Car polish and wax are among many products used to protect your vehicle and keep it looking its best. Unfortunately, there is a common misconception among car owners about these products and what they are used for. So what is the difference between a wax and a polish? And what’s right for your car?
A polish is used to give your vehicle a smooth, shiny surface. The primary purpose of polish is to remove imperfections from your vehicle’s paint or clear coat. Polish can clean off contaminants such as grease, dirt, and rust that normal washing cannot remove. It is also used to fix small scratches, scrapes, or swirls from the finish.
There are two primary types of car polish: chemical polishes and abrasive polishes.

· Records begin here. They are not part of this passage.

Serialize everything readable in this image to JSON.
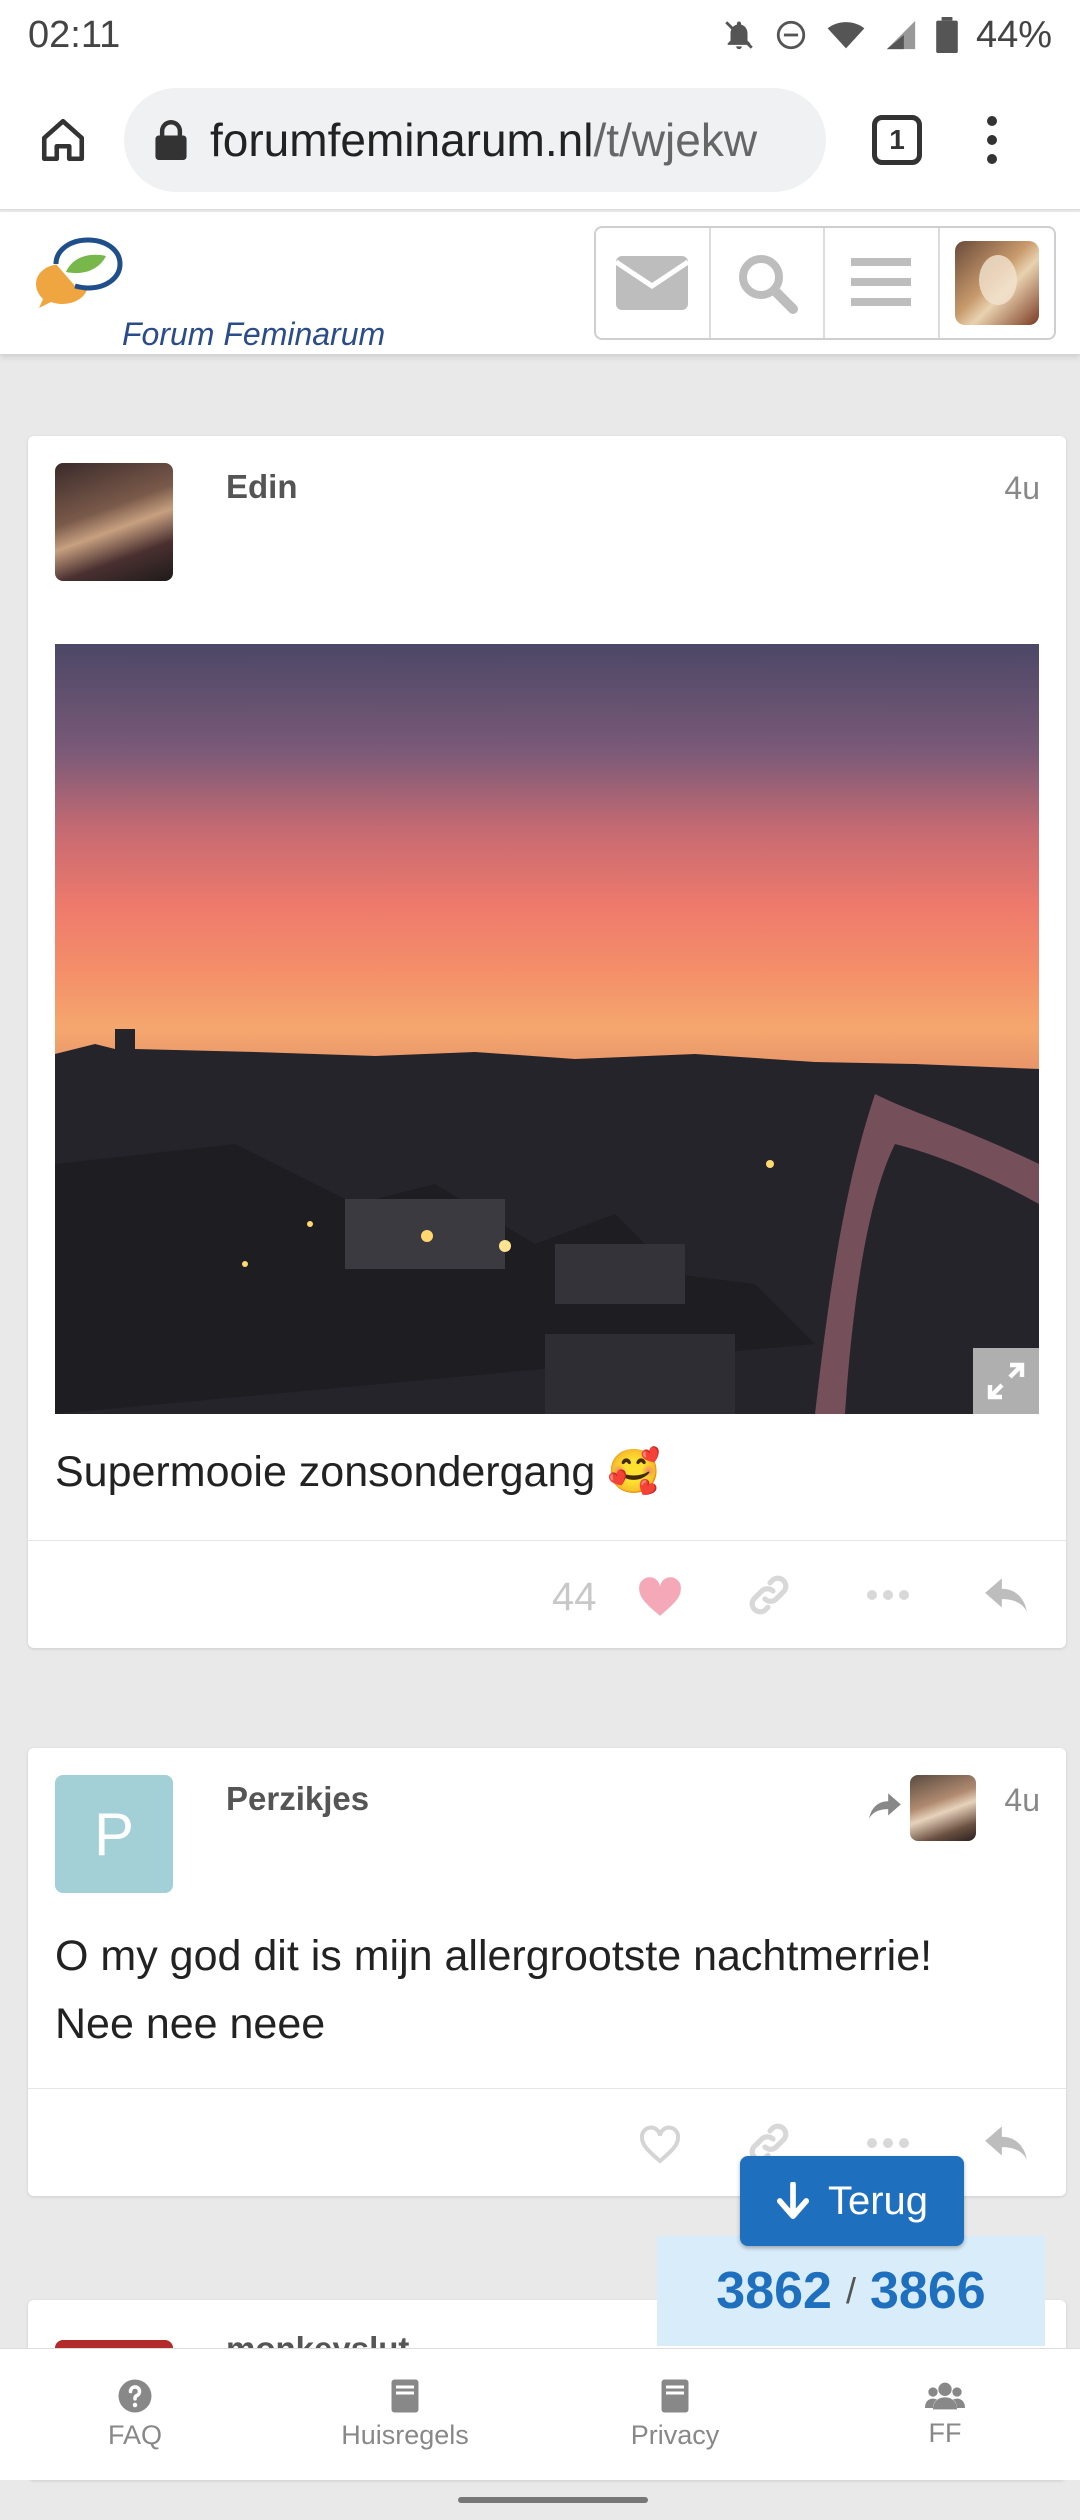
{
  "status_bar": {
    "time": "02:11",
    "battery": "44%"
  },
  "browser": {
    "url_domain": "forumfeminarum.nl",
    "url_path": "/t/wjekw",
    "tab_count": "1"
  },
  "site": {
    "logo_text": "Forum Feminarum"
  },
  "posts": [
    {
      "author": "Edin",
      "time": "4u",
      "text": "Supermooie zonsondergang 🥰",
      "like_count": "44"
    },
    {
      "author": "Perzikjes",
      "avatar_letter": "P",
      "time": "4u",
      "text_line1": "O my god dit is mijn allergrootste nachtmerrie!",
      "text_line2": "Nee nee neee"
    },
    {
      "author": "monkeyslut"
    }
  ],
  "floating": {
    "back_label": "Terug",
    "current_post": "3862",
    "separator": "/",
    "total_posts": "3866"
  },
  "bottom_nav": [
    {
      "label": "FAQ",
      "icon": "question-circle-icon"
    },
    {
      "label": "Huisregels",
      "icon": "book-icon"
    },
    {
      "label": "Privacy",
      "icon": "book-icon"
    },
    {
      "label": "FF",
      "icon": "users-icon"
    }
  ],
  "colors": {
    "accent": "#1f6fbf",
    "like": "#f4a8b8",
    "progress_bg": "#d8ecf9",
    "avatar_p": "#a3cfd6"
  }
}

Chemical polishes are used to clean the exterior, removing rust, grease, and stains that normal washing cannot remove. Abrasive polishes are used to fix imperfections in your car’s paint job or clear coat and smooth out small scratches or scrapes. These polishes range from coarse to fine, with finer polishes ideal for detail work.
Polishes typically come in creams, sprays, or liquids and contain solvents to remove impurities (grease, rust). Polishing your vehicle fixes small imperfections in the finish and allows the paint to shine through. However, most polishes do not provide protection for your car’s finish.

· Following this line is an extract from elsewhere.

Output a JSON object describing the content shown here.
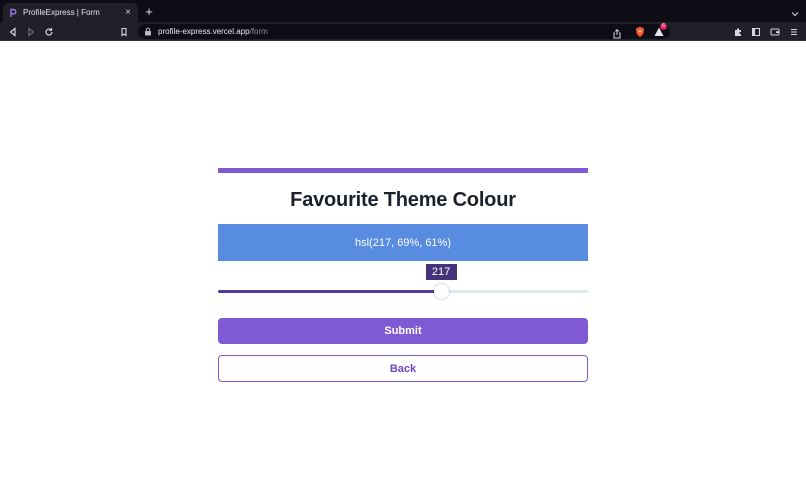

Waxing is used to create a protective barrier on your vehicle. UV rays, pollution, dust, moisture, and corrosion can all harm your car’s paint and clear coat. Wax acts as a barrier between your car’s finish and the environment. Wax also can create the glossy look that many vehicle owners love.
Car waxes come in two varieties: natural or synthetic. Natural car waxes are usually made from caranauba wax and have great protection and shine. While both types of wax serve the same functions, synthetic waxes can last longer than natural wax.
You should always wash your car before applying wax. Wax acts as a paint sealant and will seal any dirt, grease, or rust to your car. Wax can provide protection from moisture, corrosion, and oxidation from the outside, but anything on your car when you apply the wax can still cause damage. If you find any damage after washing your car, you should use a polish to resolve any issues before waxing.
What is right for your car?
Because waxing and polishing your car serve different purposes, it is a good idea to do both. If you notice any problems with your car’s finish, you should get them fixed prior to waxing or polishing. Speedy action will help prevent scratches and nicks from causing further oxidation (rust) and damage.
Wash your car first before polishing or waxing. As you wash, you can inspect your car for any imperfections, rust, or scratches. Polish your vehicle as needed, anytime you find imperfections in the finish or when you want extra shine for your paint job. Always wax after polishing, since polish can remove the wax from your vehicle. Typically, cars should be waxed every 3 or 4 months. Follow the instructions for any products you use for the best results.
Both polish and wax can fix and protect your vehicle’s finish and your investment! If you have any questions about polishing or waxing your vehicle, call us at 336.294.2137 or stop by our shop!